Every record that follows should be written out word for word; the pictures stay out.

Excerpts from an interface dataset:
————————

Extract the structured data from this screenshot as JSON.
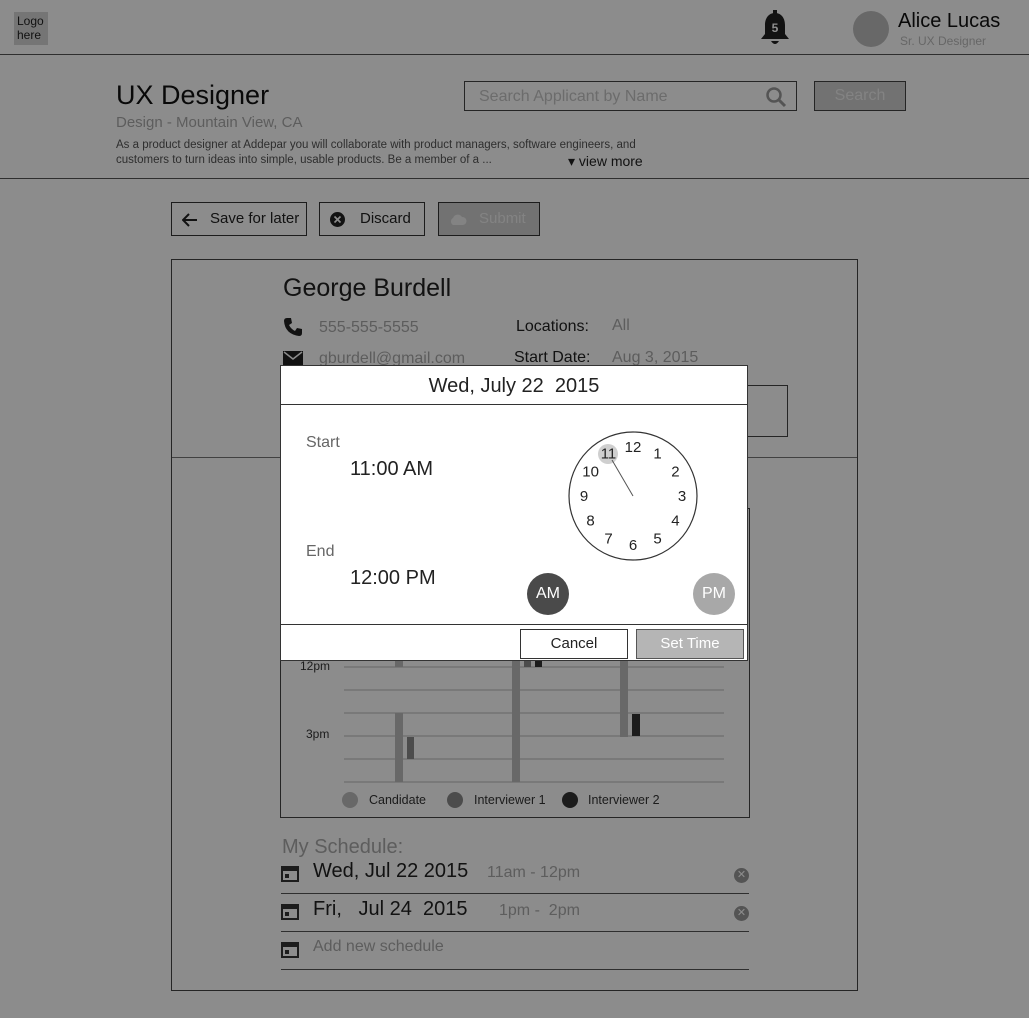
{
  "header": {
    "logo_text": "Logo here",
    "notifications_count": "5",
    "user_name": "Alice Lucas",
    "user_role": "Sr. UX Designer",
    "icons": {
      "bell": "bell-icon",
      "avatar": "avatar"
    }
  },
  "job": {
    "title": "UX Designer",
    "subtitle": "Design - Mountain View, CA",
    "description": "As a product designer at Addepar you will collaborate with product managers, software engineers, and customers to turn ideas into simple, usable products. Be a member of a ...",
    "view_more": "▾ view more"
  },
  "search": {
    "placeholder": "Search Applicant by Name",
    "button_label": "Search"
  },
  "toolbar": {
    "save_label": "Save for later",
    "discard_label": "Discard",
    "submit_label": "Submit"
  },
  "candidate": {
    "name": "George Burdell",
    "phone": "555-555-5555",
    "email": "gburdell@gmail.com",
    "locations_label": "Locations:",
    "locations_value": "All",
    "start_date_label": "Start Date:",
    "start_date_value": "Aug 3, 2015"
  },
  "availability_chart": {
    "tick_labels": [
      "12pm",
      "3pm"
    ],
    "legend": [
      {
        "label": "Candidate",
        "color": "#bdbdbd"
      },
      {
        "label": "Interviewer 1",
        "color": "#8a8a8a"
      },
      {
        "label": "Interviewer 2",
        "color": "#333333"
      }
    ]
  },
  "schedule": {
    "title": "My Schedule:",
    "items": [
      {
        "date": "Wed, Jul 22  2015",
        "time": "11am - 12pm"
      },
      {
        "date": "Fri,   Jul 24  2015",
        "time": "1pm -  2pm"
      }
    ],
    "add_label": "Add new schedule"
  },
  "time_picker": {
    "date_title": "Wed, July 22  2015",
    "start_label": "Start",
    "start_time": "11:00 AM",
    "end_label": "End",
    "end_time": "12:00 PM",
    "clock_numbers": [
      "12",
      "1",
      "2",
      "3",
      "4",
      "5",
      "6",
      "7",
      "8",
      "9",
      "10",
      "11"
    ],
    "selected_hour": "11",
    "am_label": "AM",
    "pm_label": "PM",
    "cancel_label": "Cancel",
    "set_label": "Set Time"
  }
}
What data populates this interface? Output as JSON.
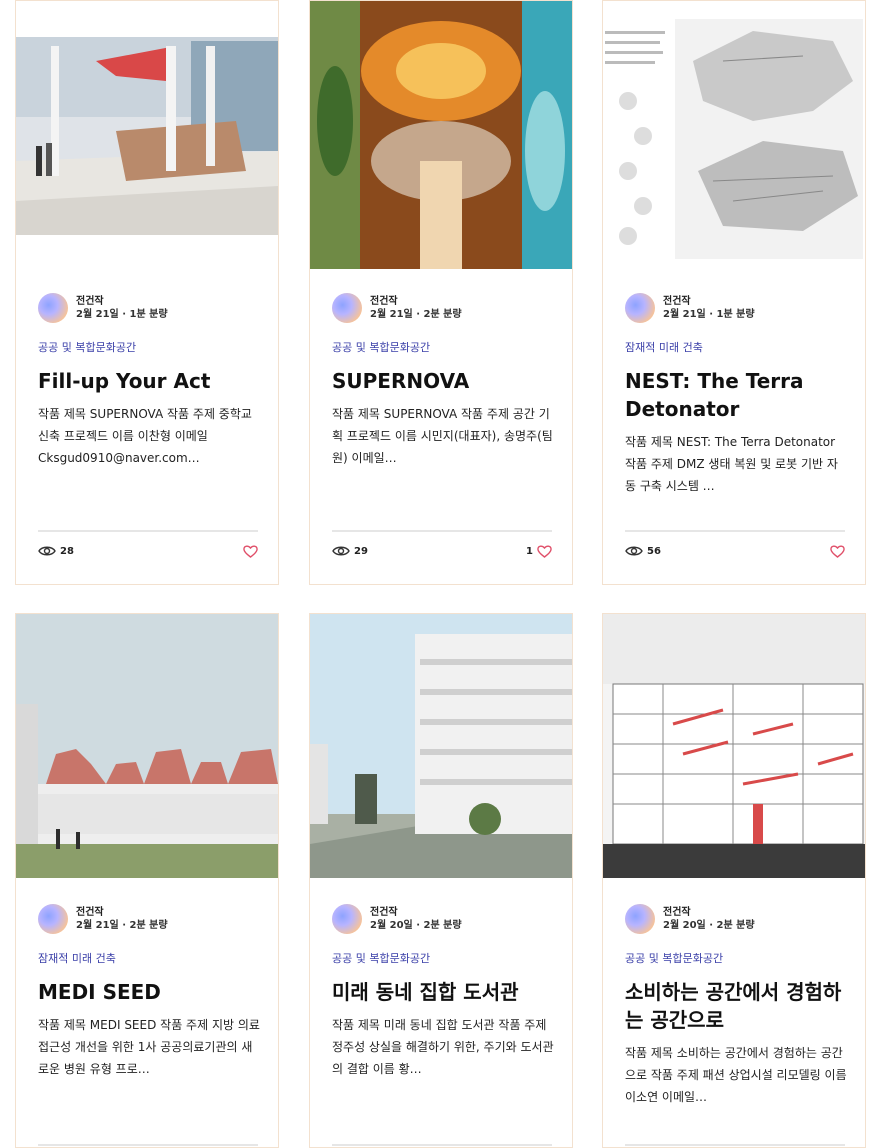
{
  "cards": [
    {
      "author": "전건작",
      "date": "2월 21일",
      "read_time": "1분 분량",
      "category": "공공 및 복합문화공간",
      "title": "Fill-up Your Act",
      "description": "작품 제목 SUPERNOVA 작품 주제 중학교 신축 프로젝드 이름 이찬형 이메일 Cksgud0910@naver.com…",
      "views": "28",
      "likes": ""
    },
    {
      "author": "전건작",
      "date": "2월 21일",
      "read_time": "2분 분량",
      "category": "공공 및 복합문화공간",
      "title": "SUPERNOVA",
      "description": "작품 제목 SUPERNOVA 작품 주제 공간 기획 프로젝드 이름 시민지(대표자), 송명주(팀원) 이메일…",
      "views": "29",
      "likes": "1"
    },
    {
      "author": "전건작",
      "date": "2월 21일",
      "read_time": "1분 분량",
      "category": "잠재적 미래 건축",
      "title": "NEST: The Terra Detonator",
      "description": "작품 제목 NEST: The Terra Detonator 작품 주제 DMZ 생태 복원 및 로봇 기반 자동 구축 시스템 …",
      "views": "56",
      "likes": ""
    },
    {
      "author": "전건작",
      "date": "2월 21일",
      "read_time": "2분 분량",
      "category": "잠재적 미래 건축",
      "title": "MEDI SEED",
      "description": "작품 제목 MEDI SEED 작품 주제 지방 의료 접근성 개선을 위한 1사 공공의료기관의 새로운 병원 유형 프로…",
      "views": "",
      "likes": ""
    },
    {
      "author": "전건작",
      "date": "2월 20일",
      "read_time": "2분 분량",
      "category": "공공 및 복합문화공간",
      "title": "미래 동네 집합 도서관",
      "description": "작품 제목 미래 동네 집합 도서관 작품 주제 정주성 상실을 해결하기 위한, 주기와 도서관의 결합 이름 황…",
      "views": "",
      "likes": ""
    },
    {
      "author": "전건작",
      "date": "2월 20일",
      "read_time": "2분 분량",
      "category": "공공 및 복합문화공간",
      "title": "소비하는 공간에서 경험하는 공간으로",
      "description": "작품 제목 소비하는 공간에서 경험하는 공간으로 작품 주제 패션 상업시설 리모델링 이름 이소연 이메일…",
      "views": "",
      "likes": ""
    }
  ],
  "icons": {
    "views": "eye-icon",
    "likes": "heart-icon"
  },
  "colors": {
    "category": "#3a3fa8",
    "heart": "#e0506a",
    "card_border": "#f3e1cf"
  }
}
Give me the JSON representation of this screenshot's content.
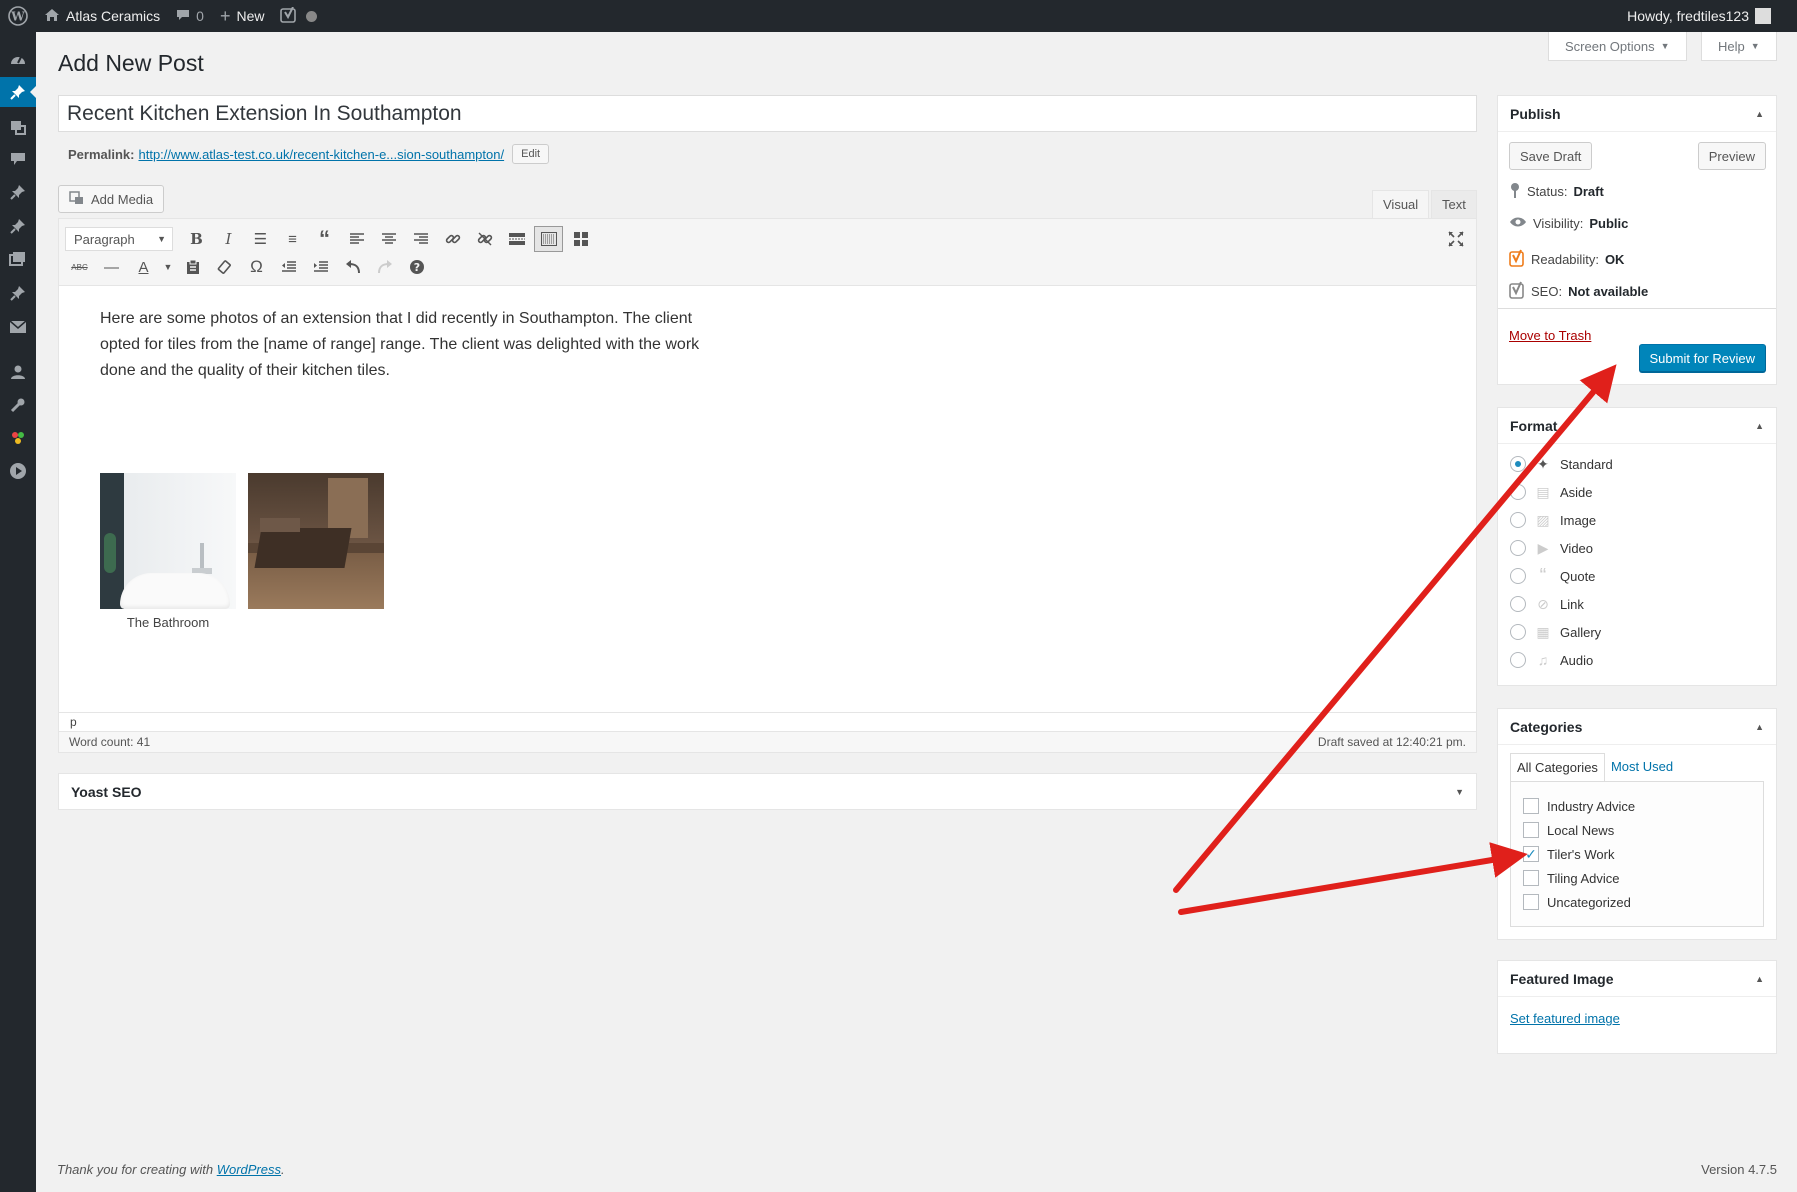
{
  "adminbar": {
    "site_name": "Atlas Ceramics",
    "comments_count": "0",
    "new_label": "New",
    "howdy": "Howdy, fredtiles123"
  },
  "header": {
    "page_title": "Add New Post",
    "screen_options": "Screen Options",
    "help": "Help"
  },
  "post": {
    "title": "Recent Kitchen Extension In Southampton",
    "permalink_label": "Permalink:",
    "permalink_url": "http://www.atlas-test.co.uk/recent-kitchen-e...sion-southampton/",
    "edit_label": "Edit"
  },
  "editor": {
    "add_media": "Add Media",
    "tab_visual": "Visual",
    "tab_text": "Text",
    "format_select": "Paragraph",
    "content": "Here are some photos of an extension that I did recently in Southampton. The client opted for tiles from the [name of range] range. The client was delighted with the work done and the quality of their kitchen tiles.",
    "caption": "The Bathroom",
    "path": "p",
    "word_count": "Word count: 41",
    "draft_saved": "Draft saved at 12:40:21 pm."
  },
  "yoast": {
    "title": "Yoast SEO"
  },
  "publish": {
    "title": "Publish",
    "save_draft": "Save Draft",
    "preview": "Preview",
    "status_label": "Status:",
    "status_value": "Draft",
    "visibility_label": "Visibility:",
    "visibility_value": "Public",
    "readability_label": "Readability:",
    "readability_value": "OK",
    "seo_label": "SEO:",
    "seo_value": "Not available",
    "trash": "Move to Trash",
    "submit": "Submit for Review"
  },
  "format": {
    "title": "Format",
    "items": [
      {
        "label": "Standard",
        "icon": "pin-icon",
        "selected": true
      },
      {
        "label": "Aside",
        "icon": "aside-icon",
        "selected": false
      },
      {
        "label": "Image",
        "icon": "image-icon",
        "selected": false
      },
      {
        "label": "Video",
        "icon": "video-icon",
        "selected": false
      },
      {
        "label": "Quote",
        "icon": "quote-icon",
        "selected": false
      },
      {
        "label": "Link",
        "icon": "link-icon",
        "selected": false
      },
      {
        "label": "Gallery",
        "icon": "gallery-icon",
        "selected": false
      },
      {
        "label": "Audio",
        "icon": "audio-icon",
        "selected": false
      }
    ]
  },
  "categories": {
    "title": "Categories",
    "tab_all": "All Categories",
    "tab_most_used": "Most Used",
    "items": [
      {
        "label": "Industry Advice",
        "checked": false
      },
      {
        "label": "Local News",
        "checked": false
      },
      {
        "label": "Tiler's Work",
        "checked": true
      },
      {
        "label": "Tiling Advice",
        "checked": false
      },
      {
        "label": "Uncategorized",
        "checked": false
      }
    ]
  },
  "featured_image": {
    "title": "Featured Image",
    "set_link": "Set featured image"
  },
  "footer": {
    "thanks_prefix": "Thank you for creating with ",
    "wordpress_link": "WordPress",
    "thanks_suffix": ".",
    "version": "Version 4.7.5"
  },
  "colors": {
    "admin_dark": "#23282d",
    "accent": "#0073aa",
    "primary_button": "#0085ba",
    "annotation_arrow": "#e0201b"
  }
}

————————

== EXERCISE RESULT ==
Extract the structured data from this screenshot as JSON.
{
  "header": {
    "logo_text": "Logo here",
    "notifications_count": "5",
    "user_name": "Alice Lucas",
    "user_role": "Sr. UX Designer",
    "icons": {
      "bell": "bell-icon",
      "avatar": "avatar"
    }
  },
  "job": {
    "title": "UX Designer",
    "subtitle": "Design - Mountain View, CA",
    "description": "As a product designer at Addepar you will collaborate with product managers, software engineers, and customers to turn ideas into simple, usable products. Be a member of a ...",
    "view_more": "▾ view more"
  },
  "search": {
    "placeholder": "Search Applicant by Name",
    "button_label": "Search"
  },
  "toolbar": {
    "save_label": "Save for later",
    "discard_label": "Discard",
    "submit_label": "Submit"
  },
  "candidate": {
    "name": "George Burdell",
    "phone": "555-555-5555",
    "email": "gburdell@gmail.com",
    "locations_label": "Locations:",
    "locations_value": "All",
    "start_date_label": "Start Date:",
    "start_date_value": "Aug 3, 2015"
  },
  "availability_chart": {
    "tick_labels": [
      "12pm",
      "3pm"
    ],
    "legend": [
      {
        "label": "Candidate",
        "color": "#bdbdbd"
      },
      {
        "label": "Interviewer 1",
        "color": "#8a8a8a"
      },
      {
        "label": "Interviewer 2",
        "color": "#333333"
      }
    ]
  },
  "schedule": {
    "title": "My Schedule:",
    "items": [
      {
        "date": "Wed, Jul 22  2015",
        "time": "11am - 12pm"
      },
      {
        "date": "Fri,   Jul 24  2015",
        "time": "1pm -  2pm"
      }
    ],
    "add_label": "Add new schedule"
  },
  "time_picker": {
    "date_title": "Wed, July 22  2015",
    "start_label": "Start",
    "start_time": "11:00 AM",
    "end_label": "End",
    "end_time": "12:00 PM",
    "clock_numbers": [
      "12",
      "1",
      "2",
      "3",
      "4",
      "5",
      "6",
      "7",
      "8",
      "9",
      "10",
      "11"
    ],
    "selected_hour": "11",
    "am_label": "AM",
    "pm_label": "PM",
    "cancel_label": "Cancel",
    "set_label": "Set Time"
  }
}
What data populates this interface? Output as JSON.
{
  "cards": [
    {
      "author": "전건작",
      "date": "2월 21일",
      "read_time": "1분 분량",
      "category": "공공 및 복합문화공간",
      "title": "Fill-up Your Act",
      "description": "작품 제목 SUPERNOVA 작품 주제 중학교 신축 프로젝드 이름 이찬형 이메일 Cksgud0910@naver.com…",
      "views": "28",
      "likes": ""
    },
    {
      "author": "전건작",
      "date": "2월 21일",
      "read_time": "2분 분량",
      "category": "공공 및 복합문화공간",
      "title": "SUPERNOVA",
      "description": "작품 제목 SUPERNOVA 작품 주제 공간 기획 프로젝드 이름 시민지(대표자), 송명주(팀원) 이메일…",
      "views": "29",
      "likes": "1"
    },
    {
      "author": "전건작",
      "date": "2월 21일",
      "read_time": "1분 분량",
      "category": "잠재적 미래 건축",
      "title": "NEST: The Terra Detonator",
      "description": "작품 제목 NEST: The Terra Detonator 작품 주제 DMZ 생태 복원 및 로봇 기반 자동 구축 시스템 …",
      "views": "56",
      "likes": ""
    },
    {
      "author": "전건작",
      "date": "2월 21일",
      "read_time": "2분 분량",
      "category": "잠재적 미래 건축",
      "title": "MEDI SEED",
      "description": "작품 제목 MEDI SEED 작품 주제 지방 의료 접근성 개선을 위한 1사 공공의료기관의 새로운 병원 유형 프로…",
      "views": "",
      "likes": ""
    },
    {
      "author": "전건작",
      "date": "2월 20일",
      "read_time": "2분 분량",
      "category": "공공 및 복합문화공간",
      "title": "미래 동네 집합 도서관",
      "description": "작품 제목 미래 동네 집합 도서관 작품 주제 정주성 상실을 해결하기 위한, 주기와 도서관의 결합 이름 황…",
      "views": "",
      "likes": ""
    },
    {
      "author": "전건작",
      "date": "2월 20일",
      "read_time": "2분 분량",
      "category": "공공 및 복합문화공간",
      "title": "소비하는 공간에서 경험하는 공간으로",
      "description": "작품 제목 소비하는 공간에서 경험하는 공간으로 작품 주제 패션 상업시설 리모델링 이름 이소연 이메일…",
      "views": "",
      "likes": ""
    }
  ],
  "icons": {
    "views": "eye-icon",
    "likes": "heart-icon"
  },
  "colors": {
    "category": "#3a3fa8",
    "heart": "#e0506a",
    "card_border": "#f3e1cf"
  }
}
Give me the JSON representation of this screenshot's content.
{
  "adminbar": {
    "site_name": "Atlas Ceramics",
    "comments_count": "0",
    "new_label": "New",
    "howdy": "Howdy, fredtiles123"
  },
  "header": {
    "page_title": "Add New Post",
    "screen_options": "Screen Options",
    "help": "Help"
  },
  "post": {
    "title": "Recent Kitchen Extension In Southampton",
    "permalink_label": "Permalink:",
    "permalink_url": "http://www.atlas-test.co.uk/recent-kitchen-e...sion-southampton/",
    "edit_label": "Edit"
  },
  "editor": {
    "add_media": "Add Media",
    "tab_visual": "Visual",
    "tab_text": "Text",
    "format_select": "Paragraph",
    "content": "Here are some photos of an extension that I did recently in Southampton. The client opted for tiles from the [name of range] range. The client was delighted with the work done and the quality of their kitchen tiles.",
    "caption": "The Bathroom",
    "path": "p",
    "word_count": "Word count: 41",
    "draft_saved": "Draft saved at 12:40:21 pm."
  },
  "yoast": {
    "title": "Yoast SEO"
  },
  "publish": {
    "title": "Publish",
    "save_draft": "Save Draft",
    "preview": "Preview",
    "status_label": "Status:",
    "status_value": "Draft",
    "visibility_label": "Visibility:",
    "visibility_value": "Public",
    "readability_label": "Readability:",
    "readability_value": "OK",
    "seo_label": "SEO:",
    "seo_value": "Not available",
    "trash": "Move to Trash",
    "submit": "Submit for Review"
  },
  "format": {
    "title": "Format",
    "items": [
      {
        "label": "Standard",
        "icon": "pin-icon",
        "selected": true
      },
      {
        "label": "Aside",
        "icon": "aside-icon",
        "selected": false
      },
      {
        "label": "Image",
        "icon": "image-icon",
        "selected": false
      },
      {
        "label": "Video",
        "icon": "video-icon",
        "selected": false
      },
      {
        "label": "Quote",
        "icon": "quote-icon",
        "selected": false
      },
      {
        "label": "Link",
        "icon": "link-icon",
        "selected": false
      },
      {
        "label": "Gallery",
        "icon": "gallery-icon",
        "selected": false
      },
      {
        "label": "Audio",
        "icon": "audio-icon",
        "selected": false
      }
    ]
  },
  "categories": {
    "title": "Categories",
    "tab_all": "All Categories",
    "tab_most_used": "Most Used",
    "items": [
      {
        "label": "Industry Advice",
        "checked": false
      },
      {
        "label": "Local News",
        "checked": false
      },
      {
        "label": "Tiler's Work",
        "checked": true
      },
      {
        "label": "Tiling Advice",
        "checked": false
      },
      {
        "label": "Uncategorized",
        "checked": false
      }
    ]
  },
  "featured_image": {
    "title": "Featured Image",
    "set_link": "Set featured image"
  },
  "footer": {
    "thanks_prefix": "Thank you for creating with ",
    "wordpress_link": "WordPress",
    "thanks_suffix": ".",
    "version": "Version 4.7.5"
  },
  "colors": {
    "admin_dark": "#23282d",
    "accent": "#0073aa",
    "primary_button": "#0085ba",
    "annotation_arrow": "#e0201b"
  }
}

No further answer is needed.